The sun had set, and I was walking across the vast, empty asphalt expanse that is the Hawthorne parking lot after hours. The races had ended over an hour before. It was only in such desolation that my excitement over the ninth race today finally felt warranted.
The nightcap is the Super High Five race, which means it typically boasts the biggest field of the day. That means it is typically a beaten $5,000 or even $4,000 claimer, since so many horses fit those conditions. Today’s was a little different: a maiden special weight for Illinois-bred fillies ages three and up. The uptick in racing level alone could not justify that sort of excitement. After all, it was hard for me to be more excited than I was to see Mischief N Mayhem hit the track on Saturday, and that race was a $5,000 beaten claimer.
What I already knew was strange was the very specific excitement about a race in which I had no raging horse crush. There was no daughter of Curlin in the field, no daughter of Fort Prado, no second-time starter who had stolen my heart in the paddock last out.
There were a couple of as yet unraced half-siblings to well-known Illinois-breds in the race. Wildwood Silk is half to I Got It All, who just ran third behind Golden Lad and Ride On Curlin in the Essex. Tam is half to Kepi, an ultra-consistent racemare who has won a pair of state-bred stakes and is currently working toward her seven-year-old debut. At first it seemed like this might be it, but I know better than to let myself get too excited about half-siblings before they have raced yet.
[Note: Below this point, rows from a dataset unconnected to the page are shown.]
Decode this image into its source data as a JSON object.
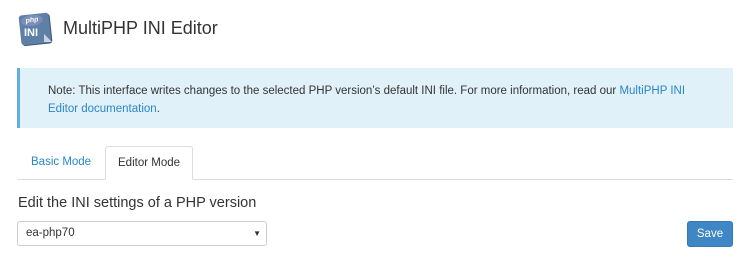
{
  "header": {
    "icon_name": "multiphp-ini-icon",
    "icon_badge_text": "php",
    "icon_text": "INI",
    "title": "MultiPHP INI Editor"
  },
  "note": {
    "text": "Note: This interface writes changes to the selected PHP version’s default INI file. For more information, read our ",
    "link_text": "MultiPHP INI Editor documentation",
    "trailing": "."
  },
  "tabs": [
    {
      "label": "Basic Mode",
      "active": false
    },
    {
      "label": "Editor Mode",
      "active": true
    }
  ],
  "form": {
    "section_label": "Edit the INI settings of a PHP version",
    "php_version_selected": "ea-php70",
    "save_label": "Save"
  },
  "colors": {
    "accent": "#2a86c9",
    "note_bg": "#e1f1fa",
    "note_border": "#5fb0e0",
    "save_bg": "#3f86c4"
  }
}
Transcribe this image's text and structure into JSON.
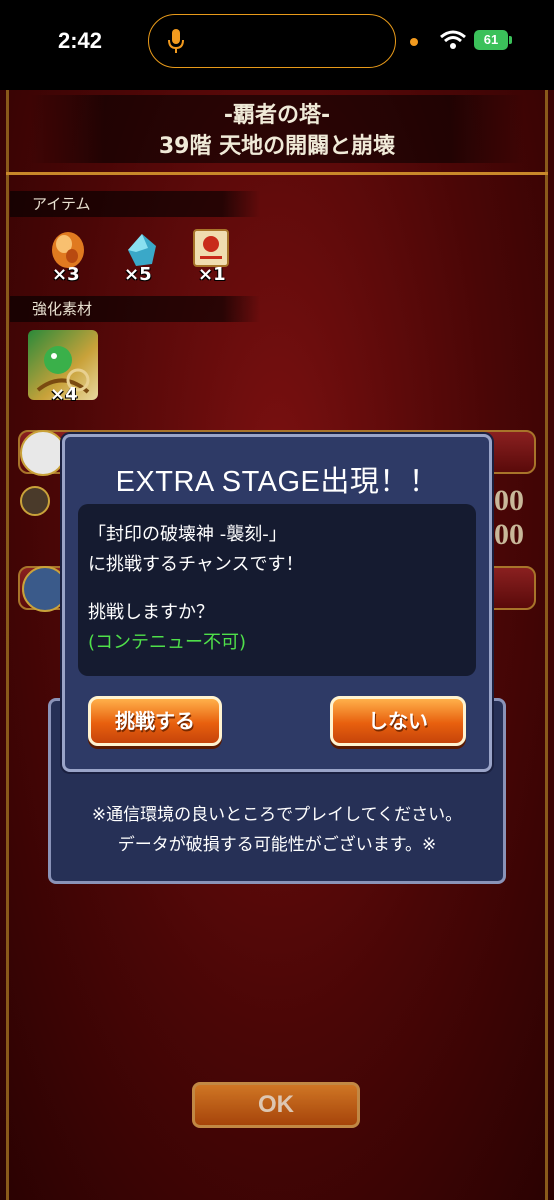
{
  "status_bar": {
    "time": "2:42",
    "battery": "61",
    "accent_color": "#f29a1e"
  },
  "header": {
    "tower_name": "-覇者の塔-",
    "stage_title": "39階 天地の開闢と崩壊"
  },
  "rewards": {
    "items_label": "アイテム",
    "items": [
      {
        "icon": "orange-orb-icon",
        "count": "×3"
      },
      {
        "icon": "blue-crystal-icon",
        "count": "×5"
      },
      {
        "icon": "scroll-icon",
        "count": "×1"
      }
    ],
    "materials_label": "強化素材",
    "materials": [
      {
        "icon": "monster-material-icon",
        "count": "×4"
      }
    ]
  },
  "background_values": {
    "value_1": "00",
    "value_2": "00"
  },
  "popup": {
    "title": "EXTRA STAGE出現！！",
    "line1": "「封印の破壊神 -襲刻-」",
    "line2": "に挑戦するチャンスです！",
    "line3": "挑戦しますか？",
    "note": "(コンテニュー不可)",
    "note_color": "#4fe04a",
    "yes_label": "挑戦する",
    "no_label": "しない"
  },
  "notice": {
    "line1": "※通信環境の良いところでプレイしてください。",
    "line2": "データが破損する可能性がございます。※"
  },
  "footer": {
    "ok_label": "OK"
  }
}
As useful as it is as a hook to get others interested in a race, a voice in the back of my head always taunts me when I bring it up. After all, if that were any kind of reliable indicator, the names Ms Deep Cover and Comic Hero would be the stuff of legend.
It was only on the walk out that my excitement for the race justified itself. I ran back through the race in my mind. Wildwood Silk won it impressively by a dozen lengths. Though the rail bias helped, she looked so poised in the paddock and ran so confidently that it could not have been just the track that got her home a dozen lengths in front. Watching her cross the wire, it was impossible to avoid mentally penciling her in for next month’s Pretty Jenny Stakes.
Even though Wildwood Silk won by so much, this was a legitimate maiden special weight field, especially for the state-bred ranks. The other two first-time starters merit a close eye. Tam, who looked bit more interesting at two turns on paper, ran a surprisingly good race for a six-furlong dirt sprint. She finished a clear second…far behind Wildwood Silk, but with daylight behind her and third-place Precious Abbey. Even the other first-time starter, Dayin Deauville, could improve with a better post draw or a day with a bit less rail bias. Her worktab suggested she could hold her own with stablemate Wildwood Silk, and she remained interested enough to pass horses late. The three first-timers, all sophomores, had all held their own against a field that included older.
Last year’s two-year-old filly division had a pair of shining stars. Timeaday won the Showtime Deb Stakes convincingly, finished third in an open AOC against males, and won an open allowance against fillies. Tizgorgeous outgamed Razamajazil to take the Pat Whitworth Illinois Futurity and had finished a clear second in the Showtime Deb.
Beyond Timeaday and Tizgorgeous, the rest of the crop looked about as far back as Rock Shandy was compared to Dortmund and Firing Line in the Robert B. Lewis last month. The division’s depth was so questionable that my third-place vote on the Illinois Champions ballot went to an open allowance winner at Keeneland, Prado’s Sweet Ride. It was not her fault that there was no turf stakes for state-bred juveniles. She successfully took her show on the road, and prevailed over open company. I stand by that vote. Even so, I wish there had been a bit more stakes-level success beyond the two heavyweights of the division.
Therein lied the significance of today’s Hawthorne ninth. With as sparse as the juvenile fillies division in Illinois looked last year, a new year has come. Three-year-old fillies are coming out of the woodwork, and the group should be more competitive this year.
I cannot wait to see Tizgorgeous make her three-year-old debut, or for Timeaday to (hopefully) make her way back to Chicago from Oaklawn to race around Chicago again. However, the upper-crust Illinois-bred races will not be as exciting without legitimate contenders for them to face. Worthy Illinois-bred adversaries will make their return more fun, and today’s race suggested that sharp new contenders await.